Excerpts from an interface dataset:
┄┄┄┄┄┄┄┄┄┄┄┄┄┄┄┄┄┄┄┄
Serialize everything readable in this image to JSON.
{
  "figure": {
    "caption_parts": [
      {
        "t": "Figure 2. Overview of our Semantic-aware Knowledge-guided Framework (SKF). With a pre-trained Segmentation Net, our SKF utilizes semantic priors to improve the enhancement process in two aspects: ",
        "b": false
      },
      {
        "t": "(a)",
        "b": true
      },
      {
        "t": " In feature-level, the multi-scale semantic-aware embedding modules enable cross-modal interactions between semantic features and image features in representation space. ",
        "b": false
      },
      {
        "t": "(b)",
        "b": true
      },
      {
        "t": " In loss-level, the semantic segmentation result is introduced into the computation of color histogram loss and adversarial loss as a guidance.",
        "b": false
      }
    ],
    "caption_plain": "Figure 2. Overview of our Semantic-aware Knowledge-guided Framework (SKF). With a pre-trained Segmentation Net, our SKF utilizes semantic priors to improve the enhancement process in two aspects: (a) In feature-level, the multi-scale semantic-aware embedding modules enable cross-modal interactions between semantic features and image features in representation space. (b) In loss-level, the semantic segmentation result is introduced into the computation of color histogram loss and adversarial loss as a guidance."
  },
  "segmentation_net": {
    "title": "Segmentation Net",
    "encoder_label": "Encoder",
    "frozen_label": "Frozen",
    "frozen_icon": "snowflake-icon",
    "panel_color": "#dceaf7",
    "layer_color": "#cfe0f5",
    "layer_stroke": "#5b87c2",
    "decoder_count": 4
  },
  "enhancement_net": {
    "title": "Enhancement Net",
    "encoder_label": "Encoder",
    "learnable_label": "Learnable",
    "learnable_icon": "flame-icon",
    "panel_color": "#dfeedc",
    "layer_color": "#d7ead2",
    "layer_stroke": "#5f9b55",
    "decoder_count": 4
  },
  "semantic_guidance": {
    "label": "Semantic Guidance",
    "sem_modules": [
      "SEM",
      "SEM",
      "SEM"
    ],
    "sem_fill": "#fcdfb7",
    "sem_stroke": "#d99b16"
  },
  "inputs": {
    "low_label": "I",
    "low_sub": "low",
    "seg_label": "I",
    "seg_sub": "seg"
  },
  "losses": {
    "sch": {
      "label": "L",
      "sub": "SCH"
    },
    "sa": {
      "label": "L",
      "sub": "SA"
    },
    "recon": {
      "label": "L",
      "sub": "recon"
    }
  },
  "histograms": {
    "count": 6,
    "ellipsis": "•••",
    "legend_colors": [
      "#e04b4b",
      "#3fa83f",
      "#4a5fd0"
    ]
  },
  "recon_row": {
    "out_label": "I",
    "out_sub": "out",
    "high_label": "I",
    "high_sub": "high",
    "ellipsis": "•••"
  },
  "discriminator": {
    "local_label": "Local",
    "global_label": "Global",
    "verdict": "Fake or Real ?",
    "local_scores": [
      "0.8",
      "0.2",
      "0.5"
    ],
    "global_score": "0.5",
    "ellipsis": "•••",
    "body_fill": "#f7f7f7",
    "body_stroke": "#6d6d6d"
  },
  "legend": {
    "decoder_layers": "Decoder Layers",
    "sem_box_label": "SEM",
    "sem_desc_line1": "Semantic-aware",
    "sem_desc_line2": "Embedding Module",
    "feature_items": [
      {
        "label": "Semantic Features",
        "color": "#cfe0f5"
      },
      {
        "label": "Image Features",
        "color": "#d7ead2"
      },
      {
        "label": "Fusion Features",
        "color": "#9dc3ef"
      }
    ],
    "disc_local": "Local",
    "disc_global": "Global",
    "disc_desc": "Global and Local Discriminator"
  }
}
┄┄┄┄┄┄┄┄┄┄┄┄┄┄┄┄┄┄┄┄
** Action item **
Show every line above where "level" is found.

** Written response **
        "t": " In feature-level, the multi-scale semantic-aware embedding modules enable cross-modal interactions between semantic features and image features in representation space. ",
        "t": " In loss-level, the semantic segmentation result is introduced into the computation of color histogram loss and adversarial loss as a guidance.",
    "caption_plain": "Figure 2. Overview of our Semantic-aware Knowledge-guided Framework (SKF). With a pre-trained Segmentation Net, our SKF utilizes semantic priors to improve the enhancement process in two aspects: (a) In feature-level, the multi-scale semantic-aware embedding modules enable cross-modal interactions between semantic features and image features in representation space. (b) In loss-level, the semantic segmentation result is introduced into the computation of color histogram loss and adversarial loss as a guidance."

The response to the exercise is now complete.